Former Vice President Joe Biden, who has misspoken on a variety of subjects on the campaign trail, blamed President Trump in an interview for pushing a policy that would fingerprint food stamp recipients in order to prevent fraud -- except Trump has never pursued that policy, which is a favorite of billionaire Democratic presidential candidate Mike Bloomberg.
Biden's statement came on Feb. 20 in an interview with the National Newspaper Publishers Association, an organization for black community newspapers. The former vice president's verbal misstep was first reported on by the Washington Post.
"First of all, what we're doing is immoral," Biden said when asked how he would work to eliminate poverty in the U.S. "I know that's not a phrase they often use in politics, but it's immoral. Look what he's doing right — look what this president's doing right now. Look what people have done before. They're going to fingerprint food stamp recipients, they're cutting a billion dollars out of the — all the social safety net, this outfit, whether it's Medicare, Medicaid, whether — across the board."

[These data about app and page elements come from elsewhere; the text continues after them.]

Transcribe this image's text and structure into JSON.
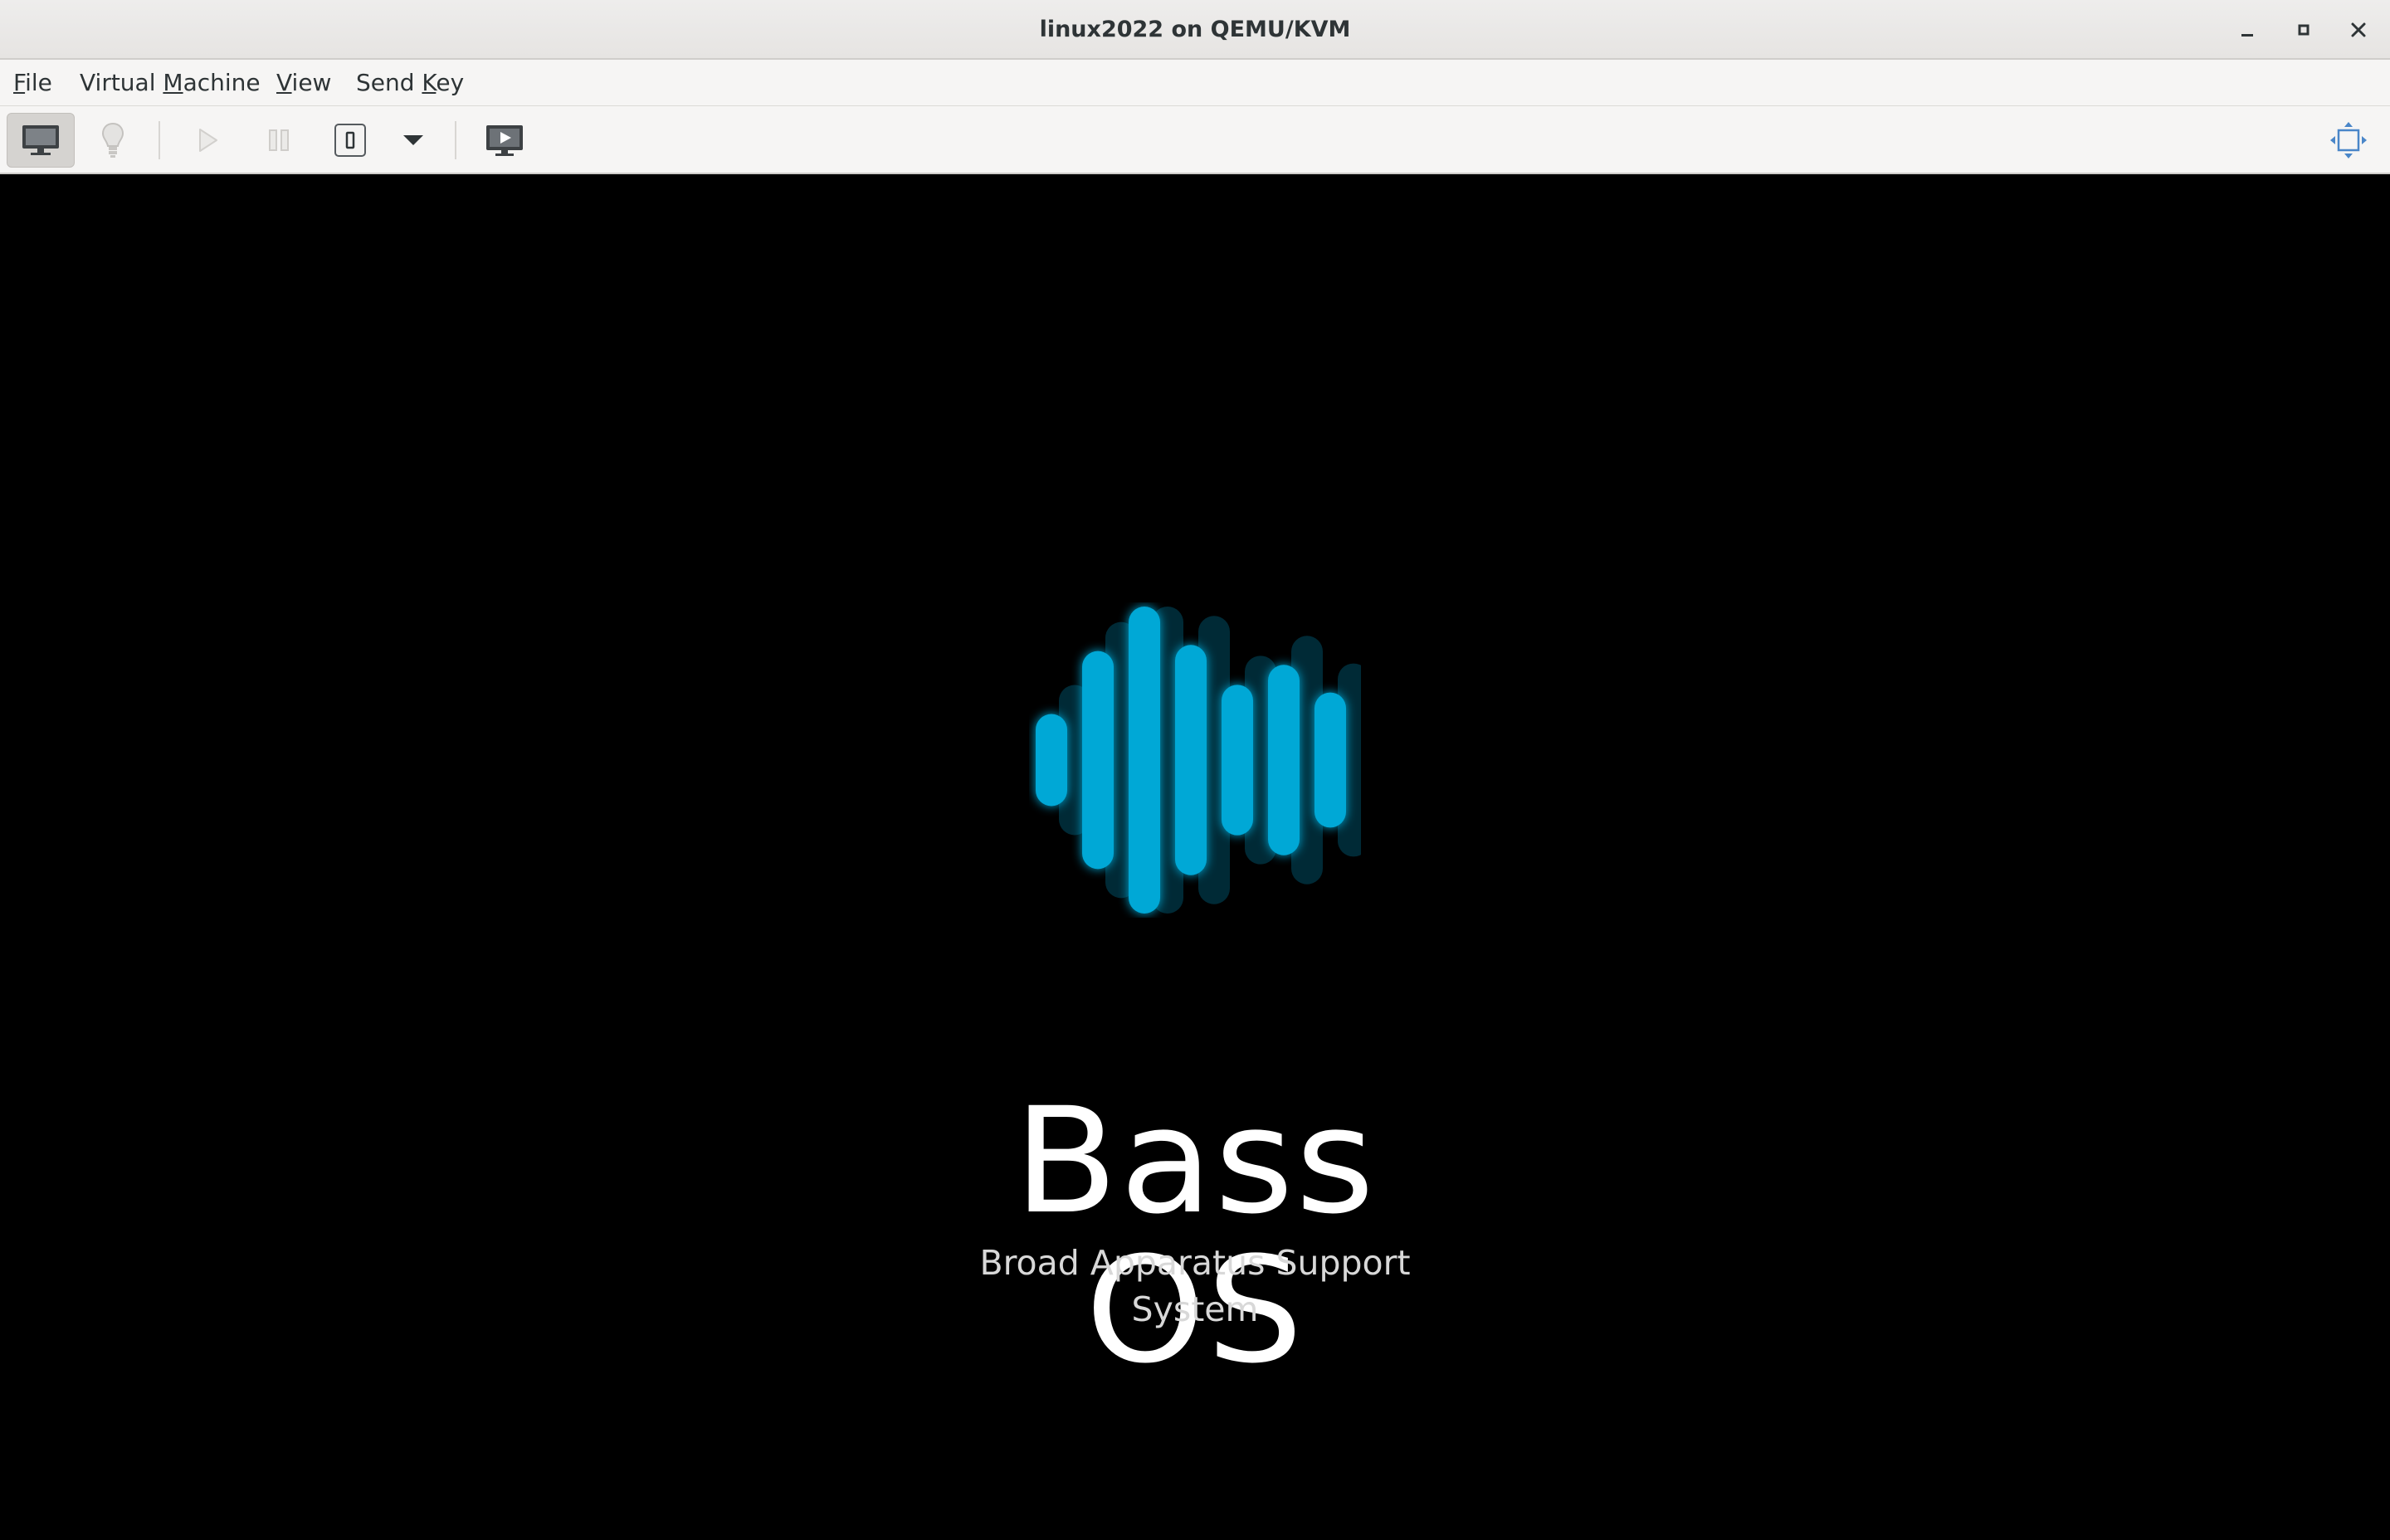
{
  "window": {
    "title": "linux2022 on QEMU/KVM"
  },
  "menubar": {
    "items": [
      {
        "label_pre": "",
        "mnemonic": "F",
        "label_post": "ile"
      },
      {
        "label_pre": "Virtual ",
        "mnemonic": "M",
        "label_post": "achine"
      },
      {
        "label_pre": "",
        "mnemonic": "V",
        "label_post": "iew"
      },
      {
        "label_pre": "Send ",
        "mnemonic": "K",
        "label_post": "ey"
      }
    ]
  },
  "toolbar": {
    "icons": {
      "console": "monitor-icon",
      "details": "lightbulb-icon",
      "run": "play-icon",
      "pause": "pause-icon",
      "shutdown": "power-icon",
      "shutdown_menu": "chevron-down-icon",
      "snapshots": "snapshot-monitor-icon",
      "fullscreen": "fullscreen-icon"
    }
  },
  "console": {
    "logo": {
      "accent_color": "#00a8d6",
      "bar_levels": [
        0.3,
        0.71,
        1.0,
        0.75,
        0.49,
        0.62,
        0.44
      ]
    },
    "brand_title": "Bass OS",
    "brand_subtitle": "Broad Apparatus Support System"
  },
  "colors": {
    "titlebar_bg": "#e8e6e4",
    "toolbar_bg": "#f6f5f4",
    "console_bg": "#000000",
    "text": "#2e3436"
  }
}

Trump's proposed budget, which is largely a symbolic document meant to express the president's priorities rather than actually be passed -- especially with Democratic control of the House of Representatives -- would cut spending on entitlements. On food stamps specifically, the president would increase work requirements and tighten eligibility for the program, while cutting spending overall.
But neither Trump's budget nor any other plan out of his White House would force food stamp recipients to submit to fingerprinting in order to get their benefits.
When asked about the apparent falsehood by The Washington Post, Biden's campaign clarified that this particular line of attack was meant for Bloomberg, saying the candidate mixed up the pair of "Republican billionaires."
"Vice President Biden believes that the ultimate test of who we are is how we treat the least fortunate among us, and he thinks it’s outrageous that the Trump administration has been attempting to make it harder for Americans who have fallen on hard times to ensure they can eat," Biden representative Andrew Bates told the Washington Post. "Mayor Bloomberg’s attempt to require families who needed that kind of assistance to submit to fingerprinting fell very much in the same vein as these Trump policies. Sometimes Republican billionaires make it easy to mix up their records."
Bloomberg supported the food stamp fingerprinting policy as mayor, however, which his office said was successful in detecting fraudulent applications and ensuring only the neediest were accessing the program. When asked by the Washington Post about the program, Bloomberg's presidential campaign said the former mayor still supports the idea.
"Mayor Bloomberg consistently said he thought fingerprinting made sense as a way to make sure people only signed up once, and he gave many examples of the different uses for fingerprinting, including that all city employees were fingerprinted," Bloomberg spokesperson Julie Wood told the Post.
In 2012, when New York Gov. Andrew Cuomo was pressuring then-Mayor Bloomberg to end the fingerprinting program, Bloomberg pushed back.
"There’s just no reason that I know of why you shouldn’t do [fingerprinting on] food stamps as a prophylactic measure to ensure the public that the only people who are getting benefits that the public are paying for are those that deserve it," he said, according to New York Magazine.
Though Bloomberg has repeatedly defended the effectiveness of fingerprinting people applying for food stamps, the policy has been criticized for adding stigma to accepting the entitlement and ultimately discouraging some people who may qualify for assistance from taking advantage of the program.
Bloomberg's time as New York City mayor has been closely scrutinized, with fellow Democrats attacking him for expanding the city's "stop-and-frisk" program and comments about the program that were seen as racist. He has also taken incoming from other candidates about his past comments to and about women, with Sen. Elizabeth Warren, D-Mass., repeatedly challenging him to release women with whom he has signed sexual harassment-related nondisclosure agreements from those NDAs.
Fox News' Gregg Re contributed to this report.